#### TASK MATERIAL:

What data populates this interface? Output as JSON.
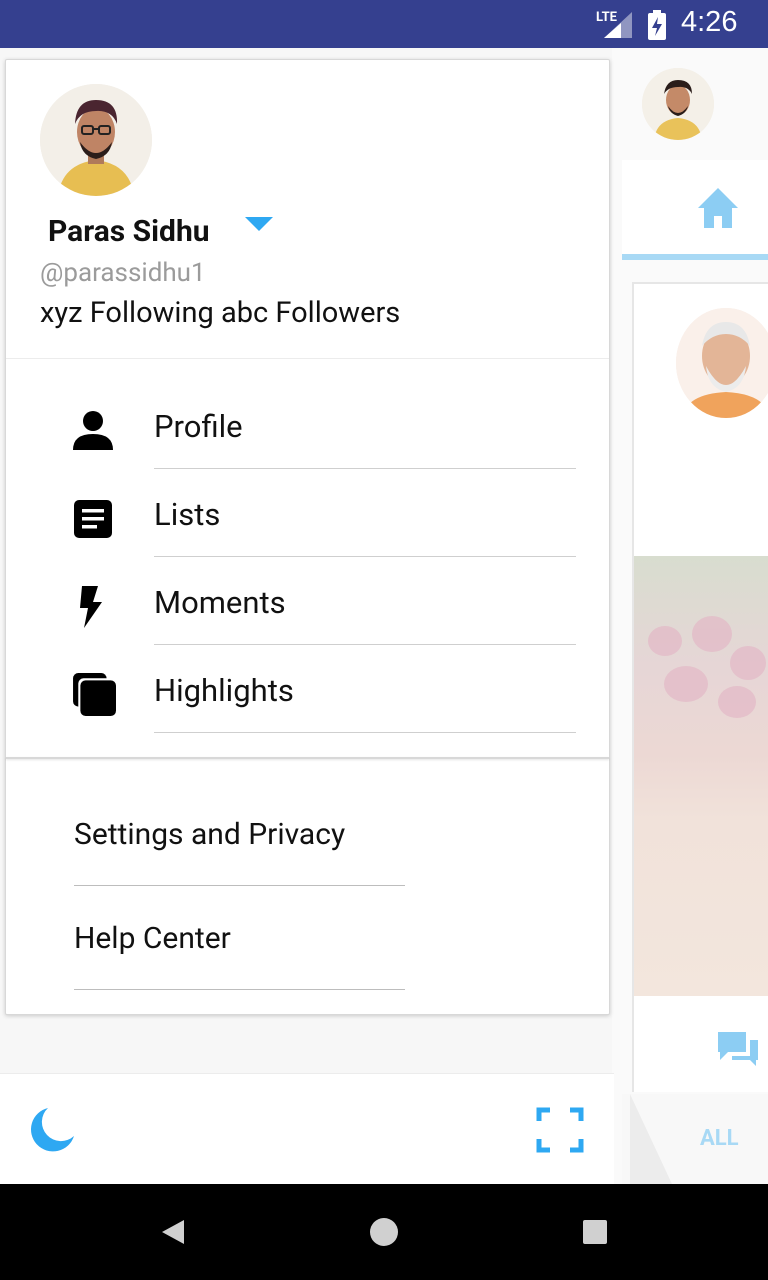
{
  "status_bar": {
    "network": "LTE",
    "time": "4:26"
  },
  "drawer": {
    "user": {
      "name": "Paras Sidhu",
      "handle": "@parassidhu1",
      "stats": "xyz Following abc Followers"
    },
    "menu": [
      {
        "label": "Profile",
        "icon": "person-icon"
      },
      {
        "label": "Lists",
        "icon": "list-icon"
      },
      {
        "label": "Moments",
        "icon": "bolt-icon"
      },
      {
        "label": "Highlights",
        "icon": "highlights-icon"
      }
    ],
    "links": [
      {
        "label": "Settings and Privacy"
      },
      {
        "label": "Help Center"
      }
    ],
    "bottom": {
      "night_mode_icon": "moon-icon",
      "scan_icon": "qr-scan-icon"
    }
  },
  "background": {
    "filter_label": "ALL"
  },
  "colors": {
    "status_bar": "#35408f",
    "accent": "#2ea8f2",
    "accent_light": "#a8d9f5"
  }
}
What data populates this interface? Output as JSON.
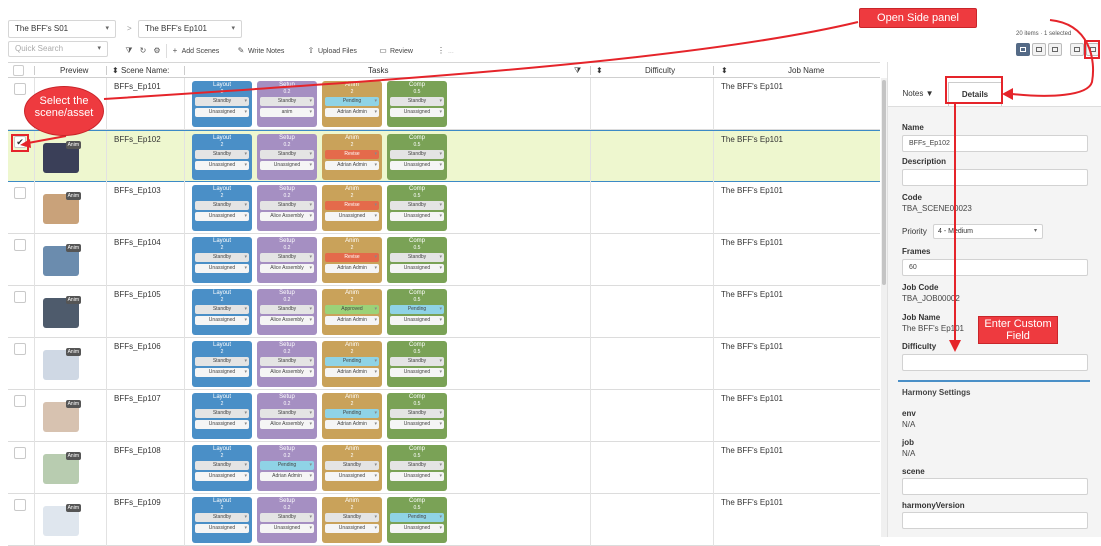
{
  "header": {
    "project": "The BFF's S01",
    "breadcrumb_sep": ">",
    "episode": "The BFF's Ep101",
    "search_placeholder": "Quick Search",
    "toolbar": {
      "add_scenes": "Add Scenes",
      "write_notes": "Write Notes",
      "upload_files": "Upload Files",
      "review": "Review",
      "hidden": "..."
    },
    "status": "20 items · 1 selected"
  },
  "grid": {
    "columns": {
      "preview": "Preview",
      "scene_name": "Scene Name:",
      "tasks": "Tasks",
      "difficulty": "Difficulty",
      "job_name": "Job Name"
    },
    "rows": [
      {
        "name": "BFFs_Ep101",
        "job": "The BFF's Ep101",
        "selected": false,
        "tasks": {
          "layout": [
            "Standby",
            "Unassigned"
          ],
          "setup": [
            "Standby",
            "anim"
          ],
          "anim": [
            "Pending",
            "Adrian Admin"
          ],
          "comp": [
            "Standby",
            "Unassigned"
          ]
        }
      },
      {
        "name": "BFFs_Ep102",
        "job": "The BFF's Ep101",
        "selected": true,
        "tasks": {
          "layout": [
            "Standby",
            "Unassigned"
          ],
          "setup": [
            "Standby",
            "Unassigned"
          ],
          "anim": [
            "Revise",
            "Adrian Admin"
          ],
          "comp": [
            "Standby",
            "Unassigned"
          ]
        }
      },
      {
        "name": "BFFs_Ep103",
        "job": "The BFF's Ep101",
        "selected": false,
        "tasks": {
          "layout": [
            "Standby",
            "Unassigned"
          ],
          "setup": [
            "Standby",
            "Alice Assembly"
          ],
          "anim": [
            "Revise",
            "Unassigned"
          ],
          "comp": [
            "Standby",
            "Unassigned"
          ]
        }
      },
      {
        "name": "BFFs_Ep104",
        "job": "The BFF's Ep101",
        "selected": false,
        "tasks": {
          "layout": [
            "Standby",
            "Unassigned"
          ],
          "setup": [
            "Standby",
            "Alice Assembly"
          ],
          "anim": [
            "Revise",
            "Adrian Admin"
          ],
          "comp": [
            "Standby",
            "Unassigned"
          ]
        }
      },
      {
        "name": "BFFs_Ep105",
        "job": "The BFF's Ep101",
        "selected": false,
        "tasks": {
          "layout": [
            "Standby",
            "Unassigned"
          ],
          "setup": [
            "Standby",
            "Alice Assembly"
          ],
          "anim": [
            "Approved",
            "Adrian Admin"
          ],
          "comp": [
            "Pending",
            "Unassigned"
          ]
        }
      },
      {
        "name": "BFFs_Ep106",
        "job": "The BFF's Ep101",
        "selected": false,
        "tasks": {
          "layout": [
            "Standby",
            "Unassigned"
          ],
          "setup": [
            "Standby",
            "Alice Assembly"
          ],
          "anim": [
            "Pending",
            "Adrian Admin"
          ],
          "comp": [
            "Standby",
            "Unassigned"
          ]
        }
      },
      {
        "name": "BFFs_Ep107",
        "job": "The BFF's Ep101",
        "selected": false,
        "tasks": {
          "layout": [
            "Standby",
            "Unassigned"
          ],
          "setup": [
            "Standby",
            "Alice Assembly"
          ],
          "anim": [
            "Pending",
            "Adrian Admin"
          ],
          "comp": [
            "Standby",
            "Unassigned"
          ]
        }
      },
      {
        "name": "BFFs_Ep108",
        "job": "The BFF's Ep101",
        "selected": false,
        "tasks": {
          "layout": [
            "Standby",
            "Unassigned"
          ],
          "setup": [
            "Pending",
            "Adrian Admin"
          ],
          "anim": [
            "Standby",
            "Unassigned"
          ],
          "comp": [
            "Standby",
            "Unassigned"
          ]
        }
      },
      {
        "name": "BFFs_Ep109",
        "job": "The BFF's Ep101",
        "selected": false,
        "tasks": {
          "layout": [
            "Standby",
            "Unassigned"
          ],
          "setup": [
            "Standby",
            "Unassigned"
          ],
          "anim": [
            "Standby",
            "Unassigned"
          ],
          "comp": [
            "Pending",
            "Unassigned"
          ]
        }
      }
    ],
    "task_labels": {
      "layout": {
        "name": "Layout",
        "num": "2"
      },
      "setup": {
        "name": "Setup",
        "num": "0.2"
      },
      "anim": {
        "name": "Anim",
        "num": "2"
      },
      "comp": {
        "name": "Comp",
        "num": "0.5"
      }
    },
    "thumb_tag": "Anim"
  },
  "side_panel": {
    "tabs": {
      "notes": "Notes",
      "details": "Details"
    },
    "fields": {
      "name_label": "Name",
      "name_value": "BFFs_Ep102",
      "description_label": "Description",
      "code_label": "Code",
      "code_value": "TBA_SCENE00023",
      "priority_label": "Priority",
      "priority_value": "4 - Medium",
      "frames_label": "Frames",
      "frames_value": "60",
      "job_code_label": "Job Code",
      "job_code_value": "TBA_JOB00002",
      "job_name_label": "Job Name",
      "job_name_value": "The BFF's Ep101",
      "difficulty_label": "Difficulty"
    },
    "harmony": {
      "title": "Harmony Settings",
      "env_label": "env",
      "env_value": "N/A",
      "job_label": "job",
      "job_value": "N/A",
      "scene_label": "scene",
      "version_label": "harmonyVersion"
    }
  },
  "annotations": {
    "select": "Select the scene/asset",
    "open_panel": "Open Side panel",
    "custom_field": "Enter Custom Field"
  },
  "colors": {
    "accent": "#4a8fc7",
    "callout": "#ee3a3f",
    "selected_row": "#eef7cf",
    "revise": "#e46a4b",
    "pending": "#8fd3e6",
    "approved": "#9bd278"
  },
  "thumb_colors": [
    "#5b8fb7",
    "#3a3f58",
    "#c9a27a",
    "#6b8cae",
    "#4e5b6c",
    "#cfd8e4",
    "#d7c2b0",
    "#b8ccb0",
    "#dfe6ee"
  ]
}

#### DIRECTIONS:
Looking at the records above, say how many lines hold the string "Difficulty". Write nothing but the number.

#### RESPONSE:
2